Now in theaters: "White Noise," "Hotel Rwanda," "Million Dollar Baby," "A Very Long Engagement" and "The Sea Inside."
"Hotel Rwanda" is simply told and straightforward, just the way it should be. The story is so powerful it doesn't need any embellishment. It's one of the best films of the year.
In 1994, more than a million people died in Rwanda. Not because of any natural disaster. They were murdered in a bloody civil war.
Based on a true story, "Hotel Rwanda" stars Don Cheadle in an unforgettable performance as a hotel manager who saved the lives of 1,200 refugees. Why? Because he could. Because he had to. I'm not sure whether Cheadle deserves an Oscar or a Nobel Prize. Grade: B+
Million Dollar Baby
Oscar voters, if you don't nominate Hilary Swank for best actress of the year, you'd better be careful. She's got a heck of a left and you'll be giving her reason to throw it. When Clint Eastwood trains her, she wins most of her fights in the first round, I think, because he doesn't want to show us the sweat and carnage. That's not what this movie's about. What it is about will knock you for a loop. And Morgan Freeman and Clint Eastwood rank with Hepburn and Tracy as one of the great screen couples of all time. Grade: A
A Very Long Engagement

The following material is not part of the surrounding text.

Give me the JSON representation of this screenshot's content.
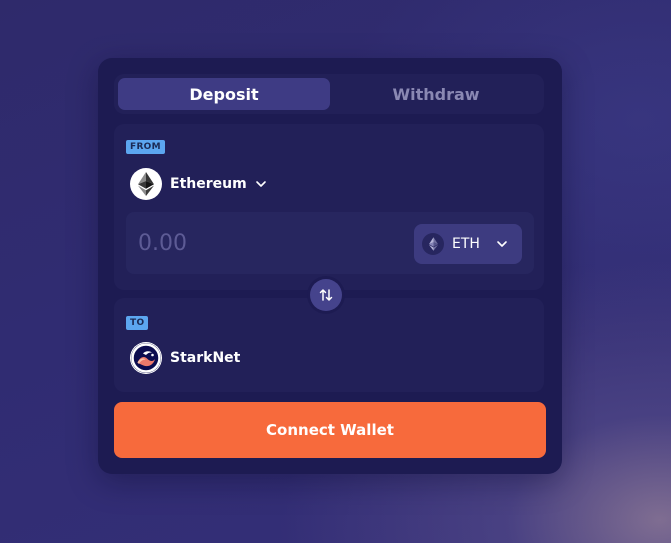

Audrey Tautou just might be nominated for a best actress Oscar for "A Very Long Engagement." The French refused to select it to compete as their choice in the foreign language category (each country submits one film as a potential nominee) because it's not French enough, and that's just one reason to like this film. It's the story of a star-crossed couple, separated by war, the sort of movie "Cold Mountain" wanted to be. Grade B+
The Sea Inside
This film is Spanish enough for Spain. "The Sea Inside" is a certain best foreign language film Oscar nominee, and Javier Bardem just might be nominated for best actor in one of the year's very best films. It's the true story of a man who asks the Spanish government for the right to die. But everything about this film is about life.
"White Noise" is the first major film release of 2005, and if this is any indication of what's in store, oh, it's going to be a long, long year.
In "White Noise," Michael Keaton actually believes his dead wife is trying to talk to him on TV when nothing is on. This is, believe it or not, at least half of the movie. Michael Keaton watches nothing on television. Then, just to keep you guessing, he watches nothing on a different television. Then, he watches nothing with someone else.
What kind of hooey is this? This was the first draft of M. Night Shyamalan's "Sixth Sense," with the working title, "I Don't See Dead People!"
There was one scare. Halfway through, I was afraid the film was going to break and they were going to start the movie all over from the beginning. Grade: D